Items from an interface collection –

──────────

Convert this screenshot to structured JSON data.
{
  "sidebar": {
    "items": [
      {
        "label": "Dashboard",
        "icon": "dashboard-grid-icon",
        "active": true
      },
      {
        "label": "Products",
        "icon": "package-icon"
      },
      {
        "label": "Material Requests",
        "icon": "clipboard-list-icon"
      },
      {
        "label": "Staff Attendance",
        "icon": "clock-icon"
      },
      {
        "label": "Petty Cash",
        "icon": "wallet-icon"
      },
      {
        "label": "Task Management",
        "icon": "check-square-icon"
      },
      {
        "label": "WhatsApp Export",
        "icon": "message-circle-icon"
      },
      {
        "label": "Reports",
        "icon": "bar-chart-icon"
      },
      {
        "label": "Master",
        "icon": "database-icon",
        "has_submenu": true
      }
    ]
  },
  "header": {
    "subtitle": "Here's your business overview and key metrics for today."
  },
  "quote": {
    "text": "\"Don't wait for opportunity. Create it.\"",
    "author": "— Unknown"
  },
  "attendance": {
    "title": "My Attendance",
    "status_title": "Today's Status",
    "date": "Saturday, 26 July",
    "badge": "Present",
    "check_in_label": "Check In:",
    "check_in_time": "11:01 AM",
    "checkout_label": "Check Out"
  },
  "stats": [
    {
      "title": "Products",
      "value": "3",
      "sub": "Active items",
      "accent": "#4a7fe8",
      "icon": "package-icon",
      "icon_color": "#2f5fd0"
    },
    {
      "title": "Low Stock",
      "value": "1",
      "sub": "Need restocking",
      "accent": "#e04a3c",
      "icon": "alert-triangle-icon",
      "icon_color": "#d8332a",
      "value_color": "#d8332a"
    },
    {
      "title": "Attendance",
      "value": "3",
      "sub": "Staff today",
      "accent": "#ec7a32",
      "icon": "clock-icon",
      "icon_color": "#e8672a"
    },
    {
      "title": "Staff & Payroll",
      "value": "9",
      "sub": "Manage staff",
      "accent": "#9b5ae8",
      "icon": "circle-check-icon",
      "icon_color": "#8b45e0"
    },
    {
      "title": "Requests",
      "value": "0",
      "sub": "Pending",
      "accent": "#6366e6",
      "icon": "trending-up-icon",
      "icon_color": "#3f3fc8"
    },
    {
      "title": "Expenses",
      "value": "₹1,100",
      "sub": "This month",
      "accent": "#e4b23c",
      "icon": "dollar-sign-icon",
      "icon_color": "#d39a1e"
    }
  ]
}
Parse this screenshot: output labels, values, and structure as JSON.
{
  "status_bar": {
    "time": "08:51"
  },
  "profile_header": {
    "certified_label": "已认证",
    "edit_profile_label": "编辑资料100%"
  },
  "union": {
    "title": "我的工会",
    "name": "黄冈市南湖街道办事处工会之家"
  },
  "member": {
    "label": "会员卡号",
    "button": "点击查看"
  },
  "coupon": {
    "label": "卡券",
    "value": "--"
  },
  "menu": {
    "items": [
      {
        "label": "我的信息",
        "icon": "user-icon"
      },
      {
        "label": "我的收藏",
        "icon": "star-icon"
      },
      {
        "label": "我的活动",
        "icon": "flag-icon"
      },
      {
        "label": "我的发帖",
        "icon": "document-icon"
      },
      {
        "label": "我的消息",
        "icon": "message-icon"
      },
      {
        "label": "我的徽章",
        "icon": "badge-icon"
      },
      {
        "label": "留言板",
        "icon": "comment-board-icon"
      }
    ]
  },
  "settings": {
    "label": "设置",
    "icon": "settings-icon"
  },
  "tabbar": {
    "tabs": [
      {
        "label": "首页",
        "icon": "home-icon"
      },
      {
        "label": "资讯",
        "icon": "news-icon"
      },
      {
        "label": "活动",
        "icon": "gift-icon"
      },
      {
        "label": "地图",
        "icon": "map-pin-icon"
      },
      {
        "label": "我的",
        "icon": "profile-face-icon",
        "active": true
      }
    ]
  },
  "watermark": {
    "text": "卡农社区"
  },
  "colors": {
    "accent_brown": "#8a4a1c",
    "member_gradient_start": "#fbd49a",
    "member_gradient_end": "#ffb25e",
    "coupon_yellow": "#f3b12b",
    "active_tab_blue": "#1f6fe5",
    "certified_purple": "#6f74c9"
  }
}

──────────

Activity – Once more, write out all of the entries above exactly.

Exercise response –
Convert this screenshot to structured JSON data.
{
  "sidebar": {
    "items": [
      {
        "label": "Dashboard",
        "icon": "dashboard-grid-icon",
        "active": true
      },
      {
        "label": "Products",
        "icon": "package-icon"
      },
      {
        "label": "Material Requests",
        "icon": "clipboard-list-icon"
      },
      {
        "label": "Staff Attendance",
        "icon": "clock-icon"
      },
      {
        "label": "Petty Cash",
        "icon": "wallet-icon"
      },
      {
        "label": "Task Management",
        "icon": "check-square-icon"
      },
      {
        "label": "WhatsApp Export",
        "icon": "message-circle-icon"
      },
      {
        "label": "Reports",
        "icon": "bar-chart-icon"
      },
      {
        "label": "Master",
        "icon": "database-icon",
        "has_submenu": true
      }
    ]
  },
  "header": {
    "subtitle": "Here's your business overview and key metrics for today."
  },
  "quote": {
    "text": "\"Don't wait for opportunity. Create it.\"",
    "author": "— Unknown"
  },
  "attendance": {
    "title": "My Attendance",
    "status_title": "Today's Status",
    "date": "Saturday, 26 July",
    "badge": "Present",
    "check_in_label": "Check In:",
    "check_in_time": "11:01 AM",
    "checkout_label": "Check Out"
  },
  "stats": [
    {
      "title": "Products",
      "value": "3",
      "sub": "Active items",
      "accent": "#4a7fe8",
      "icon": "package-icon",
      "icon_color": "#2f5fd0"
    },
    {
      "title": "Low Stock",
      "value": "1",
      "sub": "Need restocking",
      "accent": "#e04a3c",
      "icon": "alert-triangle-icon",
      "icon_color": "#d8332a",
      "value_color": "#d8332a"
    },
    {
      "title": "Attendance",
      "value": "3",
      "sub": "Staff today",
      "accent": "#ec7a32",
      "icon": "clock-icon",
      "icon_color": "#e8672a"
    },
    {
      "title": "Staff & Payroll",
      "value": "9",
      "sub": "Manage staff",
      "accent": "#9b5ae8",
      "icon": "circle-check-icon",
      "icon_color": "#8b45e0"
    },
    {
      "title": "Requests",
      "value": "0",
      "sub": "Pending",
      "accent": "#6366e6",
      "icon": "trending-up-icon",
      "icon_color": "#3f3fc8"
    },
    {
      "title": "Expenses",
      "value": "₹1,100",
      "sub": "This month",
      "accent": "#e4b23c",
      "icon": "dollar-sign-icon",
      "icon_color": "#d39a1e"
    }
  ]
}
Parse this screenshot: output labels, values, and structure as JSON.
{
  "status_bar": {
    "time": "08:51"
  },
  "profile_header": {
    "certified_label": "已认证",
    "edit_profile_label": "编辑资料100%"
  },
  "union": {
    "title": "我的工会",
    "name": "黄冈市南湖街道办事处工会之家"
  },
  "member": {
    "label": "会员卡号",
    "button": "点击查看"
  },
  "coupon": {
    "label": "卡券",
    "value": "--"
  },
  "menu": {
    "items": [
      {
        "label": "我的信息",
        "icon": "user-icon"
      },
      {
        "label": "我的收藏",
        "icon": "star-icon"
      },
      {
        "label": "我的活动",
        "icon": "flag-icon"
      },
      {
        "label": "我的发帖",
        "icon": "document-icon"
      },
      {
        "label": "我的消息",
        "icon": "message-icon"
      },
      {
        "label": "我的徽章",
        "icon": "badge-icon"
      },
      {
        "label": "留言板",
        "icon": "comment-board-icon"
      }
    ]
  },
  "settings": {
    "label": "设置",
    "icon": "settings-icon"
  },
  "tabbar": {
    "tabs": [
      {
        "label": "首页",
        "icon": "home-icon"
      },
      {
        "label": "资讯",
        "icon": "news-icon"
      },
      {
        "label": "活动",
        "icon": "gift-icon"
      },
      {
        "label": "地图",
        "icon": "map-pin-icon"
      },
      {
        "label": "我的",
        "icon": "profile-face-icon",
        "active": true
      }
    ]
  },
  "watermark": {
    "text": "卡农社区"
  },
  "colors": {
    "accent_brown": "#8a4a1c",
    "member_gradient_start": "#fbd49a",
    "member_gradient_end": "#ffb25e",
    "coupon_yellow": "#f3b12b",
    "active_tab_blue": "#1f6fe5",
    "certified_purple": "#6f74c9"
  }
}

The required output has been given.